Nardollio believes that the industry is finally ready to see Latinx actors playing Latinx characters — without the film having to be very specifically about Latinx identity or culture. He wants "Righteous Thieves" to prove that.
"I just feel that right now the industry, because of the lack of representation, I think they feel there is a need to not only cast but to try to oversell or overcompensate cultural messaging, whether it's cinematic or a television episodic platform," Nardollio says. "And what I try to do is, as Latinxs, we're like everybody else. I want people to see the way these characters dress and embody who we are in real life. There's still that unspoken swag or layering that [lets you] know our characters are Latinx without intentionally trying to push that they take those characteristics to an extreme."

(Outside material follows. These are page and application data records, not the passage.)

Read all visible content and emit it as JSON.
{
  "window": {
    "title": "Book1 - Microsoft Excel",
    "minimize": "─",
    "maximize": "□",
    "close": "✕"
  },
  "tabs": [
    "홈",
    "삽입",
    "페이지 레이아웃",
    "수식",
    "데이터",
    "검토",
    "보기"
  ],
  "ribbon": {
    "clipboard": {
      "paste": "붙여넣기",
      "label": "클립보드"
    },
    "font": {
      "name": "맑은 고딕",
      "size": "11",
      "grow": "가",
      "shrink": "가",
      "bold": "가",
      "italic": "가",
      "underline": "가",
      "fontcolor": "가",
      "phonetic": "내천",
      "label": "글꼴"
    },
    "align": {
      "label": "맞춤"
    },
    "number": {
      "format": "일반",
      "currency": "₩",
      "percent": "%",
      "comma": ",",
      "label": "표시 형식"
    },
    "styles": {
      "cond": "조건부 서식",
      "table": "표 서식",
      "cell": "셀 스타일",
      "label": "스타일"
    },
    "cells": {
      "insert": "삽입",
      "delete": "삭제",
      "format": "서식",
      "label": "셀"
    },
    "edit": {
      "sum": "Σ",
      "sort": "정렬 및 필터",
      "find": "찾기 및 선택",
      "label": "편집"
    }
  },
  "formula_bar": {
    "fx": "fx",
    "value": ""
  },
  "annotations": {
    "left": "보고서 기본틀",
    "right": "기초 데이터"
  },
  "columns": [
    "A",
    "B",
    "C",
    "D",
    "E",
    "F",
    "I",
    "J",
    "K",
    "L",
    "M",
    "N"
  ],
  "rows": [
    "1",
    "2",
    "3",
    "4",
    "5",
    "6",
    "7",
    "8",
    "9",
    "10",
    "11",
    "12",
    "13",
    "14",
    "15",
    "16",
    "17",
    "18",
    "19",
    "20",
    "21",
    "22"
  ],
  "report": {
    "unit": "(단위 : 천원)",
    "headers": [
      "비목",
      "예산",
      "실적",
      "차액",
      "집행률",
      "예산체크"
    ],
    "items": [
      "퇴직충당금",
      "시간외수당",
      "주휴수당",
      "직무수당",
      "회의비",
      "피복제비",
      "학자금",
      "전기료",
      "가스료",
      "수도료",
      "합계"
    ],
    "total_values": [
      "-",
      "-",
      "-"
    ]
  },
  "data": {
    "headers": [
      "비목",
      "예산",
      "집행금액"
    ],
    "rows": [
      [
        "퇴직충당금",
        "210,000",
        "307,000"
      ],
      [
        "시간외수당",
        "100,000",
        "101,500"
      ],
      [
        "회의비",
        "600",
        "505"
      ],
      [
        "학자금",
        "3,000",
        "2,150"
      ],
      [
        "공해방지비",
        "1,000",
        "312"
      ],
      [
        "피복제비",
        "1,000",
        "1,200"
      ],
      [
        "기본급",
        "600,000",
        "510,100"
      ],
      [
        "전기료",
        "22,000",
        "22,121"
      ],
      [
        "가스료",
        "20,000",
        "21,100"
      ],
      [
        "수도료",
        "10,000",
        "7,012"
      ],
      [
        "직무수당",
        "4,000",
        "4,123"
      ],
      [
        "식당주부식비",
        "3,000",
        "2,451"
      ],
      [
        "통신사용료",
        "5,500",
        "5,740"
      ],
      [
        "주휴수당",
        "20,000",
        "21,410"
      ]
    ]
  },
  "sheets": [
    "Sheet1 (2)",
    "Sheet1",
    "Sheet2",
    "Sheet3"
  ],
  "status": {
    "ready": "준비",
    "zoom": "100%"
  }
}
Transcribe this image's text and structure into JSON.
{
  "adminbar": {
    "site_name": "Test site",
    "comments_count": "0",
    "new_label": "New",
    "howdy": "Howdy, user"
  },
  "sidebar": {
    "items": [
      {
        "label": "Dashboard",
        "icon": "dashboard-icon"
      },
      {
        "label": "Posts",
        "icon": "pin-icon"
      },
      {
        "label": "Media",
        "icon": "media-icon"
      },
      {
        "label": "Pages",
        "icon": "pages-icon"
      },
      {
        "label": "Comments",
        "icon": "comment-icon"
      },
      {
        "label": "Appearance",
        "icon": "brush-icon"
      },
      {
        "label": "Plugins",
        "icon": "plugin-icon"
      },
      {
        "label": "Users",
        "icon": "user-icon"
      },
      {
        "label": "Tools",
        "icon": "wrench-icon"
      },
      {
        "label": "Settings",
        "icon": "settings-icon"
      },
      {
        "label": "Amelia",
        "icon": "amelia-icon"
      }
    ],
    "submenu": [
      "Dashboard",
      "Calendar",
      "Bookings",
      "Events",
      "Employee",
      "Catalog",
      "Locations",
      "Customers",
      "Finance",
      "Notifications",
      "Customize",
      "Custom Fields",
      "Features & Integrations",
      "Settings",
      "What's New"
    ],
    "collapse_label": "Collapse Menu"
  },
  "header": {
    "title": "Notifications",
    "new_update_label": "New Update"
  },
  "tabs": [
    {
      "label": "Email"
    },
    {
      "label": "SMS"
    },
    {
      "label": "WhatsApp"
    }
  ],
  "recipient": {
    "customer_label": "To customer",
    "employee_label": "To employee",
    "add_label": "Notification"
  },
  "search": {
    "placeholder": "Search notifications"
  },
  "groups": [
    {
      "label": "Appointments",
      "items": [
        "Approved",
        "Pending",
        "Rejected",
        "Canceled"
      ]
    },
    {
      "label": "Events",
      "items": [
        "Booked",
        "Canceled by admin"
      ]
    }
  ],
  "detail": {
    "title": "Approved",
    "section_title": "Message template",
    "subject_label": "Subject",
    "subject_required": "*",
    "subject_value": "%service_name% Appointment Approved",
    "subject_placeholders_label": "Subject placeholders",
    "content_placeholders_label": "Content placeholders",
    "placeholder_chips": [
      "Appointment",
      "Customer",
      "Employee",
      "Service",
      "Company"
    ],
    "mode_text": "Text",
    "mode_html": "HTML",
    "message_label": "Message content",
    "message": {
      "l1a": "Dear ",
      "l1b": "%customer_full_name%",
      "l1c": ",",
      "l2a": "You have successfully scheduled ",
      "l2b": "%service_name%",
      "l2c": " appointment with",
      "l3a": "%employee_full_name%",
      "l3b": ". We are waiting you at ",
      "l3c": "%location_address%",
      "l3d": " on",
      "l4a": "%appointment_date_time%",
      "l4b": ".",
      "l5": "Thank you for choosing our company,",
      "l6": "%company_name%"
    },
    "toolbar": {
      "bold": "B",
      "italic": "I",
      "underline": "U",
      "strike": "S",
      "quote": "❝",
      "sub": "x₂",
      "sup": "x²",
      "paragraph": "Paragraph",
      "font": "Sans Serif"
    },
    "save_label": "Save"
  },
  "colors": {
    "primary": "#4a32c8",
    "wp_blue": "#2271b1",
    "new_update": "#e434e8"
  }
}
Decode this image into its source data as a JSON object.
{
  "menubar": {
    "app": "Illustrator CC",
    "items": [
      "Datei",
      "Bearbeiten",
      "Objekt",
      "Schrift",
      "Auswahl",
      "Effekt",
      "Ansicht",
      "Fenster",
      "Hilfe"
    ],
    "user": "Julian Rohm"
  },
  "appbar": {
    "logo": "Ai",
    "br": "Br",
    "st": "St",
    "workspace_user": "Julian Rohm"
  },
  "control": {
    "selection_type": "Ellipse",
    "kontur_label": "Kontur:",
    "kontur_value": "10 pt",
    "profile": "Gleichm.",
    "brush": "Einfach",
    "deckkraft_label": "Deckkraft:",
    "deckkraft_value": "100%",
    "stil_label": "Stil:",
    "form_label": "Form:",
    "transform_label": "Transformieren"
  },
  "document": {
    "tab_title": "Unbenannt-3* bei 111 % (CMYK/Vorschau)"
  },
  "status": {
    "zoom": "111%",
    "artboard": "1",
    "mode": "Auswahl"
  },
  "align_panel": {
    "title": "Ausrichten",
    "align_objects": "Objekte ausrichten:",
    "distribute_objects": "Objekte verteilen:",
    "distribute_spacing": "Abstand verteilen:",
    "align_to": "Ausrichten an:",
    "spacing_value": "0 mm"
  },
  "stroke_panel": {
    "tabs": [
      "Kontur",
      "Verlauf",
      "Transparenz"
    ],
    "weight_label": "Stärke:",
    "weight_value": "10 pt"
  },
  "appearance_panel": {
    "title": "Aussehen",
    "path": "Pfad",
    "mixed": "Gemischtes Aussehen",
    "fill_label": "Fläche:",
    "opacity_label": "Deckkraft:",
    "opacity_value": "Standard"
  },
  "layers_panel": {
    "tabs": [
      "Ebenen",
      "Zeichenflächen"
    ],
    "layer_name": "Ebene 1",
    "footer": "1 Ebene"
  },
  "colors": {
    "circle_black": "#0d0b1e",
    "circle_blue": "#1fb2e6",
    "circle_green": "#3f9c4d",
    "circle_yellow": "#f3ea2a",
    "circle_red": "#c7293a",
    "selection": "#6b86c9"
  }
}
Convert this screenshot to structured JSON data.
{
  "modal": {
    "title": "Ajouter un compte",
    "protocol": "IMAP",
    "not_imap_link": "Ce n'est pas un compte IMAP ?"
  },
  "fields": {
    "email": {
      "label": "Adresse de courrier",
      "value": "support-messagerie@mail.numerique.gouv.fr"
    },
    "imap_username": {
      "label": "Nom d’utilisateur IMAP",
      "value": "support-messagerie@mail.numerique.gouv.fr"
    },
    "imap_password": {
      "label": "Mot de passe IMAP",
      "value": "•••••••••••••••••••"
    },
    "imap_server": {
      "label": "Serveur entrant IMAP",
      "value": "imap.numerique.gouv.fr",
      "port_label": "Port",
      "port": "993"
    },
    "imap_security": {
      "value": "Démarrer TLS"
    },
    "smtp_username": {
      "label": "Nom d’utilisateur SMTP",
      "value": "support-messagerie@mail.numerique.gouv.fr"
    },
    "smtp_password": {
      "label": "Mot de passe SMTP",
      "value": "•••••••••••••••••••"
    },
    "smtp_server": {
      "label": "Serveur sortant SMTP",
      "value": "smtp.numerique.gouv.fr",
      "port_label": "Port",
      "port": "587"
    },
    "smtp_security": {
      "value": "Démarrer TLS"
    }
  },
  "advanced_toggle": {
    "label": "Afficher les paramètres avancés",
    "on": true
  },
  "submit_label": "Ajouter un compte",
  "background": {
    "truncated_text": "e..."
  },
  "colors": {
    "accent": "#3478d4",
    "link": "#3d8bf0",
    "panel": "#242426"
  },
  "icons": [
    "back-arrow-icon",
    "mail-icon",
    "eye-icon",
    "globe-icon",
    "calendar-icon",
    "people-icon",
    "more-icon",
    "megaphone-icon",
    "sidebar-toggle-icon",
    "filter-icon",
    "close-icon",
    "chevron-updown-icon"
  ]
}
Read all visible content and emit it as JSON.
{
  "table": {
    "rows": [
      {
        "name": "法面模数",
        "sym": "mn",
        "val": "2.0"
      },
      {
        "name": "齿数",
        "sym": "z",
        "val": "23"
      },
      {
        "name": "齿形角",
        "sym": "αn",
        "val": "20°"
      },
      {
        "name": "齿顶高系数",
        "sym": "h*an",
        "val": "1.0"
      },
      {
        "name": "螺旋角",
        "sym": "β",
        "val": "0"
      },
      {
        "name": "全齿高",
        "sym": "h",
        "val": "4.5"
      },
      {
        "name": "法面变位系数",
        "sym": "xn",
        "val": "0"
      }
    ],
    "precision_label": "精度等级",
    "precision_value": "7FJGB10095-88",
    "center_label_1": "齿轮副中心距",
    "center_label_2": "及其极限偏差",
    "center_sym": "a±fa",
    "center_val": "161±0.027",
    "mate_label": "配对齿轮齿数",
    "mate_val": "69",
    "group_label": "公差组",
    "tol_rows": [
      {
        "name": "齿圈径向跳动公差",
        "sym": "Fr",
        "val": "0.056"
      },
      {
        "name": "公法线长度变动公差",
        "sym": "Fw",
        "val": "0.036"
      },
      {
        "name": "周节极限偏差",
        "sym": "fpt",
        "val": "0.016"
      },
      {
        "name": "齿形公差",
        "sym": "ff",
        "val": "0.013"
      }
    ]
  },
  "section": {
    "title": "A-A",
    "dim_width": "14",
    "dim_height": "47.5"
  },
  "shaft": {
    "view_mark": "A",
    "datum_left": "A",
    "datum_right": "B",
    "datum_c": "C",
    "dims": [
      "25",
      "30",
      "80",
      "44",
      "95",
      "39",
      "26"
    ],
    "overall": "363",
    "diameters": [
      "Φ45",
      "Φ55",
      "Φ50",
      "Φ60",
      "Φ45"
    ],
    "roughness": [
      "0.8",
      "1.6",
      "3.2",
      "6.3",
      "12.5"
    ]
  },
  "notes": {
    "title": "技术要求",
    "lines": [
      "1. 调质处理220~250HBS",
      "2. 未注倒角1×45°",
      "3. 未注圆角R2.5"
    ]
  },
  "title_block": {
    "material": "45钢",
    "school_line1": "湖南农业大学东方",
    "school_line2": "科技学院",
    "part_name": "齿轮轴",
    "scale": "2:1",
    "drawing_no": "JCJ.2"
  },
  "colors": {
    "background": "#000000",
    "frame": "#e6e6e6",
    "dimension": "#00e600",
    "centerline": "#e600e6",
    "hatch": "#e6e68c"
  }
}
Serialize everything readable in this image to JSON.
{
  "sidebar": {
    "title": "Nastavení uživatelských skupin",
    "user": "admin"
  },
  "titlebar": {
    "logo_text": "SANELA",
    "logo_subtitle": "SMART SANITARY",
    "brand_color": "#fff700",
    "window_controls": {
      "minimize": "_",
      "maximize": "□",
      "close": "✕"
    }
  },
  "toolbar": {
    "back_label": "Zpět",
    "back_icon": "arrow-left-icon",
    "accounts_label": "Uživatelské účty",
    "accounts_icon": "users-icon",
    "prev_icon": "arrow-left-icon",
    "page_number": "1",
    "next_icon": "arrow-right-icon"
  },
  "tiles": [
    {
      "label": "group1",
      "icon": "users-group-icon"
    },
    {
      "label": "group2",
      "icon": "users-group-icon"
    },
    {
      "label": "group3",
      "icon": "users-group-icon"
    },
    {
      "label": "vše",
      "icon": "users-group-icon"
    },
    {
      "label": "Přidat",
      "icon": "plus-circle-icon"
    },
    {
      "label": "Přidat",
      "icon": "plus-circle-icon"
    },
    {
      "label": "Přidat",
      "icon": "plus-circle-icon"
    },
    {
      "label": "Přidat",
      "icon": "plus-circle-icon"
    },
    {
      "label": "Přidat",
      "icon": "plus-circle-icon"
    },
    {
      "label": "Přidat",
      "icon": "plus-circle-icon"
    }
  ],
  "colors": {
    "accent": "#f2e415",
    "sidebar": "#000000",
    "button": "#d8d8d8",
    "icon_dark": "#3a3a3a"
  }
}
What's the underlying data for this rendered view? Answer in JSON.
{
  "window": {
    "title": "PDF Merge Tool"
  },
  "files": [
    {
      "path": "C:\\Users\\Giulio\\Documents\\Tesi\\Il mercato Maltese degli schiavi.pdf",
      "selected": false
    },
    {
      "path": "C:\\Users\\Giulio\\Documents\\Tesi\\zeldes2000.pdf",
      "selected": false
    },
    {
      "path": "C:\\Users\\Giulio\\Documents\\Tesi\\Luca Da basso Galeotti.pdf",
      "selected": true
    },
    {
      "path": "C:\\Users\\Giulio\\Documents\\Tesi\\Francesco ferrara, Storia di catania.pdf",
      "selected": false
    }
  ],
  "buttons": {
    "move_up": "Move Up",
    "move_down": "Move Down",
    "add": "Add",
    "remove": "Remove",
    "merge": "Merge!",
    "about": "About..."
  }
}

The scene with Medina speaking in Dominican Spanish, for example, was actually a line she improvised on the spot. Nardollilo and Rodriguez immediately gave her the green light. It followed a theme of Medina feeling supported and empowered by the role.
"It made me feel like I can do anything. I'm so ready to be any character."
"It made me feel like I can do anything. I'm so ready to be any character," Medina says. "I'm so ready for Nadia. I'm so ready for her. I want there to be a part two so I could play that character because I loved playing her."
Nardolillo, for his part, is more than ready for a sequel opportunity. "It just really depends if there's the appetite from a studio or even a mini-major," he says, but admits that the film's ending definitely sets it up for a part two. "That was the whole reason why Bruno did get shot, but we didn't necessarily see him. So, does he come back? Did he have a bulletproof vest on because he knew better? You never know."
While we'll have to wait to see about a sequel, Medina still has a lot going on these days. Last year, she kicked off her famous El Teteo parties, based in Los Angeles. Her vision was to throw an authentically Dominican party that everyone in LA could enjoy, and the first one kicked off in February 2022, with a turnout of 600 people. Medina's most recent El Teteo party was nearly a year later, on Saturday, Feb. 25. It was sold out despite a rare LA rain storm, and over 900 people showed up, including Hollywood executives, according to Medina.
"In the midst of the storm, people came out. Nobody canceled their tickets. People bought their tickets but didn't cancel them because that's how important it is," Medina says. "I felt building a community off-set or off Hollywood is just as important as building it in Hollywood."
While Medina is more than ready for her next movie, she's also letting this really sink in: she's in a feature film playing in select theaters across the country. It's a dream she's had since she was a little girl.
"It feels crazy. It just feels insane. It feels surreal. When I watched the trailer and I saw Lionsgate in front of it, I started to get emotional because a lot of films I've seen start with the Lionsgate [opener] in the beginning," she says. "That was a significant moment for me where I'm just like 'Oh my god. What's happening?' Things are growing. Things are changing. So, that was a big deal for me."
Indeed, Medina is literally just getting started — and proving that following your dreams really can have a happy ending.